A coronavirus outbreak in Malaysia that began in April is overwhelming hospitals in the Southeast Asian nation, prompting the government to impose a partial lockdown until June 7 as cases reach new highs.

Cases hit 7,289 on Tuesday, bringing the country's overall count to 525,889. The increase is five times more than Malaysia started with in January, and deaths have spiked to more than 2,300. The outbreak is the third worst in the region, following Indonesia and the Philippines.

Malaysian Health Director-General Noo Hisham Abdullah said Tuesday that the country must "prepare for the worst" as the outlook worsens.

Malaysia Vaccines
People wait to receive the AstraZeneca COVID-19 vaccine at a vaccination center in Kuala Lumpur, Malaysia, on May 21. Malaysian authorities reported more than 6,000 new coronavirus cases for the third consecutive day as the country continues to battle a third wave of infections. Photo by Annice Lyn/Getty Images

For more reporting from the Associated Press, see below:

The worsening outbreak in Malaysia has sparked alarm and is spilling over into neighboring Thailand, which recently discovered a more infectious variant in its south believed to have come from Malaysia.

Senior Minister Ismail Sabri Yaakob expressed concern Tuesday that the number of infected children has grown eight-fold to 64,046 so far this year, from just over 8,000 at the end of last year. Two-thirds are under 12, including 6,290 babies under 18 months old, he said.

The government has shut all schools, prohibited dining in restaurants and banned social activities and inter-state travel, but has resisted calls for a full lockdown because of fears it would cause an economic catastrophe.

Instead, restrictions were tightened Tuesday with more people made to work from home, business operating hours shortened and consumers allowed to shop at malls for only two hours. The capacity and frequency of public transport have also been cut by half, causing longer lines and bigger crowds at bus and train stations.

Malaysia aims to vaccine 80 percent of its population by next year and has ramped up its inoculation program, with nearly 2.5 million of its 33 million people having received at least one dose of vaccine. Still, officials are worried about the rapid spread of the virus, especially clusters involving new variants originating in South Africa and India.

The outbreak has spilled into Thailand, which has locked down several southern villages along the Malaysian border after identifying infections involving the South African variant that is thought to be more contagious. It was believed to have been spread by an infected person who crossed the border from Malaysia.

Thailand has also seen a recent surge, with confirmed cases rising to 135,439, including 832 deaths. It will begin its national vaccination campaign on June 7 and hopes to vaccinate 70 percent of the estimated 70 million people living in the country by the end of the year. It has administered 2.91 million doses so far, using vaccines from AstraZeneca and China's Sinovac.

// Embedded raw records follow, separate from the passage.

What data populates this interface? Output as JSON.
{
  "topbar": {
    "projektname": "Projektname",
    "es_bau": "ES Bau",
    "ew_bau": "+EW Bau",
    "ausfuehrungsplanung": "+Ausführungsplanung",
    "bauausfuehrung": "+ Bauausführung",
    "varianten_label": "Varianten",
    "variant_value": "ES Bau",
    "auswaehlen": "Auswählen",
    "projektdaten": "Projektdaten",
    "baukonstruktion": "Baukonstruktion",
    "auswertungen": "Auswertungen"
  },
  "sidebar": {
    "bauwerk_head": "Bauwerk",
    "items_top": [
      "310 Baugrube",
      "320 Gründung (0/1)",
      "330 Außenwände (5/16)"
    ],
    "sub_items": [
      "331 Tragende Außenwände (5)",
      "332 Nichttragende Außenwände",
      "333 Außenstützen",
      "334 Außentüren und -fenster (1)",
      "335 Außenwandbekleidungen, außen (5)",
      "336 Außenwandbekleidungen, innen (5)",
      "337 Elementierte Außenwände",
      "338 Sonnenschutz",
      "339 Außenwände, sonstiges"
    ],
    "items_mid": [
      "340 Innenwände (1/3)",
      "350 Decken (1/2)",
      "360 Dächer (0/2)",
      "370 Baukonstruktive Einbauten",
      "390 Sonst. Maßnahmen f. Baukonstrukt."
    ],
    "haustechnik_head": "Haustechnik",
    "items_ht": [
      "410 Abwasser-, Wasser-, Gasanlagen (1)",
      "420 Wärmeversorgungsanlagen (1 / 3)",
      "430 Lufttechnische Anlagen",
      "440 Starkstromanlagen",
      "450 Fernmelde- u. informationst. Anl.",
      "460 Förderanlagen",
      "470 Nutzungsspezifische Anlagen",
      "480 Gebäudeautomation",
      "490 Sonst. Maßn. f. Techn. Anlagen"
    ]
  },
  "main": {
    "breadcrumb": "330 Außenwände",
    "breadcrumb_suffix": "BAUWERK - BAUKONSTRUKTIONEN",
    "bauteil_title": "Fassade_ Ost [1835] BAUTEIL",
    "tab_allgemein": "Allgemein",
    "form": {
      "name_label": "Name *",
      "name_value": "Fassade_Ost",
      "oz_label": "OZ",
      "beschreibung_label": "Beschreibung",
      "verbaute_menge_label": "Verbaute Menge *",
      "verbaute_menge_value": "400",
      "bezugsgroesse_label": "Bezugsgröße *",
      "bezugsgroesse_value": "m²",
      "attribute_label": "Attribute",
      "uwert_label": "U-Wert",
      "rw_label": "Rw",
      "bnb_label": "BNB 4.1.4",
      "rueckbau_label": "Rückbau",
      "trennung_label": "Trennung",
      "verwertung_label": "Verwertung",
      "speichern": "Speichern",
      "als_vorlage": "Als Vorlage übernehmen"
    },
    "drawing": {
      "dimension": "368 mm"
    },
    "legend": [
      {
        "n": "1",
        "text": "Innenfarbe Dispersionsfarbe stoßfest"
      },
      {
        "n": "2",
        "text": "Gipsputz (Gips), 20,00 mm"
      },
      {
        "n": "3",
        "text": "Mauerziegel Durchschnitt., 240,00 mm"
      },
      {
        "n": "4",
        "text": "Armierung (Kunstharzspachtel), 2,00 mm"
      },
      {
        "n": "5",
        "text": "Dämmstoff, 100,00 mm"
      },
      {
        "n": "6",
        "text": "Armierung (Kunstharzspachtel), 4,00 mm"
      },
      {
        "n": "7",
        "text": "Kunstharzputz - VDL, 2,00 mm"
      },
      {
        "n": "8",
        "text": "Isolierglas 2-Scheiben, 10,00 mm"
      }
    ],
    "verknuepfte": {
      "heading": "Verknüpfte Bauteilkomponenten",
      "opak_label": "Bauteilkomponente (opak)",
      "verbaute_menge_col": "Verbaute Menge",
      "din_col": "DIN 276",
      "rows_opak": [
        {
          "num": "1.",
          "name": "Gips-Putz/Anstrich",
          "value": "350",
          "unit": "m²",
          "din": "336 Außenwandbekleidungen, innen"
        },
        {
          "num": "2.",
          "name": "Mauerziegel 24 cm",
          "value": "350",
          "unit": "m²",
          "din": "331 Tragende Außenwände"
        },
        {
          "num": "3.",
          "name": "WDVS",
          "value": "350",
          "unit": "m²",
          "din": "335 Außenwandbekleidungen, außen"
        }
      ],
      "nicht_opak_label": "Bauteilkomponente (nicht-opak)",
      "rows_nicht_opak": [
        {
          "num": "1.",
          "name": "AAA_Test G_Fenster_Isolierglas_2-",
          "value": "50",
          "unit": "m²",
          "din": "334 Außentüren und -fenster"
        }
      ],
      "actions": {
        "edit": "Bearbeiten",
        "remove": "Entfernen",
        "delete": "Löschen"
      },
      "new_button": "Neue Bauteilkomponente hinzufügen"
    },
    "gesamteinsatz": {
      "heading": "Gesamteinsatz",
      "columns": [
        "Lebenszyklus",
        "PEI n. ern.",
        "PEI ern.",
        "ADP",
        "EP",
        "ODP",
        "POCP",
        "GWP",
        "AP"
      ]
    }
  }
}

Health officials have called on the government to quickly diversify its vaccine procurement. Only four vaccines have so far been authorized for use in Thailand and only two have been administered: AstraZeneca and Sinovac. The AstraZeneca vaccine is to be locally manufactured and play a key role in the inoculation effort.

Critics of Thailand's handling of the crisis say local business interests played a role in delaying and limiting vaccination efforts.

Food and Drugs Administration Secretary-General Paisarn Dankum said the government will consider later this week whether to approve a vaccine made by China's Sinopharm.

A medical staffer walks outside a vaccination center in Kepong, Malaysia, on May 25. AP Photo/Vincent Thian